The “bad cops” are taking away more than they are giving to communities. With misconducts ranging from theft and driving while drunk, to domestic violence and selling drugs, their crimes against humanity are vast. Why does it matter now? Why at this turning point in our era post George Floyd’s death?

I think it matters to us now, more than ever, to recognize that power corrupts humanity. When a murder can be recorded, live, and broadcast live on social media, and the officer is not arrested, it confirms that not only do we have a long way to go as a society, but also that this is not an issue about black and white or criminal versus lawful citizens.

What we have before us is clear: breaking the law is breaking the law, no matter one’s skin color or professional title. These wounds to our society, the ones we try to heal after such crimes are made by officers, will hurt deeply. But what we cannot do is brand the over 650,000 police officers who choose to do the right thing, day in and day out, as part of this group of rogue men and women of the blue. We cannot throw the 650,000+ officers into one gross generalization that all police officers are bad. 

But, conversely, we cannot say (or imply) that all black men are bad. Or all men of color who wear beards and have darker skin are terrorists. 

This is not an all-or-nothing socially, politically, and racially charged national conversation we are having. But we must take a step back and look at what is at stake if we do not remove those ‘bad apples’. A culture of crime, and turning the other cheek when offenses are made, perpetuates the very societal issues the police are in place to protect against. To work towards a police force people can feel confident and safe to call when they are in need. It is about firing the 85,000 officers who, in the last 10 years, were investigated for misconduct and not allowing them back into the field again (under any circumstances). 

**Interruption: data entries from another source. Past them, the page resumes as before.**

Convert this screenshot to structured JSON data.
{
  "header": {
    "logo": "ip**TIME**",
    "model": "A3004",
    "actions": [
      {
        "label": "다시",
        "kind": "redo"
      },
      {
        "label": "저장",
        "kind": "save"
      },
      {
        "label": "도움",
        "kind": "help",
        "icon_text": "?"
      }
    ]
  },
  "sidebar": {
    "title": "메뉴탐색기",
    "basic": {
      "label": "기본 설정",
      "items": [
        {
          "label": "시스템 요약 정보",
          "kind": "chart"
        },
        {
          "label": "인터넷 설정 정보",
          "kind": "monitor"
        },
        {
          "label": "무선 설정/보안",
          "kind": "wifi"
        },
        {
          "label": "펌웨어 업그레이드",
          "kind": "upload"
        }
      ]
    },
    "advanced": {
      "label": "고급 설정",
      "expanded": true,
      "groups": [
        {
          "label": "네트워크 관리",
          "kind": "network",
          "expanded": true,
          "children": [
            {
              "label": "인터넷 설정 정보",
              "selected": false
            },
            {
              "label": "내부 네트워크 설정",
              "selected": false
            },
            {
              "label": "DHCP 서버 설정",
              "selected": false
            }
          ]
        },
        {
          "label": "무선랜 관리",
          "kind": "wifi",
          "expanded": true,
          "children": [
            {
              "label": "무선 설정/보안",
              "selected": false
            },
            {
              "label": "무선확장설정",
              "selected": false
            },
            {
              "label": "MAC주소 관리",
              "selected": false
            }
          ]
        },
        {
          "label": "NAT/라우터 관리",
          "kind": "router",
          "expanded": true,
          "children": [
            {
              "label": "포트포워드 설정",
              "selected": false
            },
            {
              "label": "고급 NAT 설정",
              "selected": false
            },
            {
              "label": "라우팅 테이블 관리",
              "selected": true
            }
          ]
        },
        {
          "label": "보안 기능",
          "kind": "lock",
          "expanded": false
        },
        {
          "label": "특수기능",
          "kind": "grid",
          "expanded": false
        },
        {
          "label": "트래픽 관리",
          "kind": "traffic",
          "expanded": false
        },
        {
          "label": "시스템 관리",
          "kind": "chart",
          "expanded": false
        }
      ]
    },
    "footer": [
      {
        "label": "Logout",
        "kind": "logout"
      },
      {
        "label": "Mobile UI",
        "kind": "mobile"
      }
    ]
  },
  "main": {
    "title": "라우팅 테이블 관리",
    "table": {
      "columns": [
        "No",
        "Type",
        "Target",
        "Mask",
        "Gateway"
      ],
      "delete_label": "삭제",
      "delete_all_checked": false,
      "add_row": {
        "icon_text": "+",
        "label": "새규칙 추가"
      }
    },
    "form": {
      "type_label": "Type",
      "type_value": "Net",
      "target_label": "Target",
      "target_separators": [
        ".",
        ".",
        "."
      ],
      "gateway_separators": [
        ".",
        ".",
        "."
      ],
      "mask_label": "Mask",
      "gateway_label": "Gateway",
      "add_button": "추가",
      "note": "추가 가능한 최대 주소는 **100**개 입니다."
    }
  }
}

What is happening now is the uncovering of facts, the modification of practices that did not work and served no one and no purpose. It is weeding out the rotten apples. It’s not easy to look in the mirror and recognize all of one institution’s wrongdoings. However, it is the only way we can attempt to right the wrongs, and we must do it. Now.